When the Second International Exhibition of Colonial Art was held, it was in the 1930s: a decade that opened with the largest colonial exhibition of the century inaugurated in Paris, at the Bois de Vincennes in May 1931. At the time, Naples was preparing to become the main colonial port and the ideal location for an ideological and conquistatorial showcasing in the Mediterranean south, given the presence in the city of one of the most ancient associations of colonial nationalism such as the Italian African Society and the Oriental Institute. At the same time, these were the same years when Italian colonialism’s economic-commercial characteristics of the liberism phase passed to becoming those of the propaganda-consensual ones of the Fascist period.
The innovative aspects of the 1934-35 exhibition at the Maschio Angioino, were based, with respect to previous colonial exhibitions, on the Fascist generating of consensus and are exemplified by the invitation to eight Italian artists to depict the colonies in live recordings, by the referencing of the orientalist and colonialist vocation of Italian painting to 15th–century Venice and by the reconstruction of a native village in the moat of the Castel Nuovo. These were all elements that foresaw and merged into the Triennale of the Italian Overseas Territories in 1940, and which also link to Il Cono d’Ombra.

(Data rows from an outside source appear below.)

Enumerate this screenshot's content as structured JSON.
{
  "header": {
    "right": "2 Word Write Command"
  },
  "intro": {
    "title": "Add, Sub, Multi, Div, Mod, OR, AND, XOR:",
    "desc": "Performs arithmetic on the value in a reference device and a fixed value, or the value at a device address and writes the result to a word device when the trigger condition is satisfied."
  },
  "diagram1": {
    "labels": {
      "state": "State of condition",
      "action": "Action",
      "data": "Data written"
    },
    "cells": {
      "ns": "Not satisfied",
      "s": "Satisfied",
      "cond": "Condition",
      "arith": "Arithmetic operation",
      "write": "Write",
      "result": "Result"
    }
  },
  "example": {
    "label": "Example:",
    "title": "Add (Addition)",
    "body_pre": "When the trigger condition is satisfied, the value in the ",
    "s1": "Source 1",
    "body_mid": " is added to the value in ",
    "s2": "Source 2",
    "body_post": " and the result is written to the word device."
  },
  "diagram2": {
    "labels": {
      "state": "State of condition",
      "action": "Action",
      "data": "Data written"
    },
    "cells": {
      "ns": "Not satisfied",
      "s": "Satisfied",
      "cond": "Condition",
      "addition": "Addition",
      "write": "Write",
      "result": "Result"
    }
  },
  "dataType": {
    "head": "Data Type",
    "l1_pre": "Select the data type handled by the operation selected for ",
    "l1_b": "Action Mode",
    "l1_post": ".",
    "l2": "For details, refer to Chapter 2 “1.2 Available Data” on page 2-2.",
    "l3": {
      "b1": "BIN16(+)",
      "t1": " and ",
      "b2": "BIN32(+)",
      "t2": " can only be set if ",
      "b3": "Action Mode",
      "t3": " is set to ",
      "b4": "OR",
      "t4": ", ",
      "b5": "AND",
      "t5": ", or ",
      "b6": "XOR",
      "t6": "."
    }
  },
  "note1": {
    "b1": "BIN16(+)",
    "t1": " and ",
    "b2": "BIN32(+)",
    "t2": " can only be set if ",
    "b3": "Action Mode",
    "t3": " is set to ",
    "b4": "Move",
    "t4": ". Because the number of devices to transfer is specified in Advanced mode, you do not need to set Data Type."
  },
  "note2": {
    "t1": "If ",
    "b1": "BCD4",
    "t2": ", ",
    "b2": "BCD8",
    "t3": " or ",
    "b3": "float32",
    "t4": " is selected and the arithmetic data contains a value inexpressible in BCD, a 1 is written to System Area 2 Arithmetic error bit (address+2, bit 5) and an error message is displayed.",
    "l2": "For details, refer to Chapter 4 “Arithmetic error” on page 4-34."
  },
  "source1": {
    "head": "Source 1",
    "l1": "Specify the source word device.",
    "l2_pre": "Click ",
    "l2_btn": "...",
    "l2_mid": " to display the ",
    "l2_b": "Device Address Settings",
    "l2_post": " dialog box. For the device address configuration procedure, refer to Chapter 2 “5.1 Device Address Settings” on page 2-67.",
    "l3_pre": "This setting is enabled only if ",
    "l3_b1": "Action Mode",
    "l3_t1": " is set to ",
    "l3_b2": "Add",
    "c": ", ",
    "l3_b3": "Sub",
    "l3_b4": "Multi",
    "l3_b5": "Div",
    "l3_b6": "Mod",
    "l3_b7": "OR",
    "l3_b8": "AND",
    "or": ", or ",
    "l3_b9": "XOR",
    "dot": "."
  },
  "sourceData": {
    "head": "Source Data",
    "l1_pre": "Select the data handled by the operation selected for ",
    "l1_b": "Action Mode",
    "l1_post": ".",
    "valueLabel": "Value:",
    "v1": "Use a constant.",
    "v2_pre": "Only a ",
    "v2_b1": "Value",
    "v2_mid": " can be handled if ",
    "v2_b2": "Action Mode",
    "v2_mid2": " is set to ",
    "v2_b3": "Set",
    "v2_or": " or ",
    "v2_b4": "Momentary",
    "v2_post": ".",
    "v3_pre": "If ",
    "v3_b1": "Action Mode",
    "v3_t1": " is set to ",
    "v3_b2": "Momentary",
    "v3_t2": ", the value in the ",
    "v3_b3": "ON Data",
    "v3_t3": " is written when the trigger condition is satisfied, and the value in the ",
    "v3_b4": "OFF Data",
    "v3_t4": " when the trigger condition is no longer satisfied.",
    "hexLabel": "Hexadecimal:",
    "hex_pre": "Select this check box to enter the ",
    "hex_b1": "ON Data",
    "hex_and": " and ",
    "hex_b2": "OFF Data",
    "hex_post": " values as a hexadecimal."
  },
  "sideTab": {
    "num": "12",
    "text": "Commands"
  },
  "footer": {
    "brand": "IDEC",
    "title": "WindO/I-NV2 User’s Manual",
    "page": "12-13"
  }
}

Having brought together—from private archives and public institutions—many documents, publications, photographs and original works on display in those exhibitions, what is at stake in Il Cono d’Ombra is the desire to allow the African artists who have been working for many years on colonial and post-colonial issues, to create the displays of these cultural memories (idiosyncratic objects and heterogeneous montages). In some way, it will only be possible to overcome presumed “white innocence” through a counter-narrative driven by the ex-colonial subjects who, as in an inverted mirror, can open up other representations, a programme of re-mediation and reparation, despite the fact that history, as such, appears to be irreparable (Aimé Césaire).
The title Il Cono d’Ombra refers to that archaeology of power (who does the Archive belong to?) that possesses the authority for naming, classifying but also silencing and obliterating. The acknowledgement of other histories that have remained in the shadows, buried by the luminosity of the exclusive nature of those of the West, requires a fundamental calling into question of the constitution of our knowledge.
Il Cono d’Ombra exhibition is dedicated to Lidia Curti (1932–2021), the co-founder of the Centre for Postcolonial and Gender Studies in Naples.
The artists, some of international fame, invited to participate come from diverse geographic regions and are part of the contemporary African diaspora: Kader Attia (Algeria/France, 1970), Yto Barrada (Morocco, 1971), Intissar Belaid (Tunisia, 1984), Nidhal Chamekh (Tunisia, 1985), Jermay Michael Gabriel (Ethiopia/Eritrea/Italy, 1997), Kiluanji Kia Henda (Angola, 1979), Delio Jasse (Angola, 1980), Ibrahim Mahama (Ghana, 1987), Muna Mussie (Eritrea/Italy, 1978), Pamina Sebastião (South Africa, 1988), Pascale Marthine Tayou (Cameroon, 1967), Amina Zoubir (Algeria, 1983).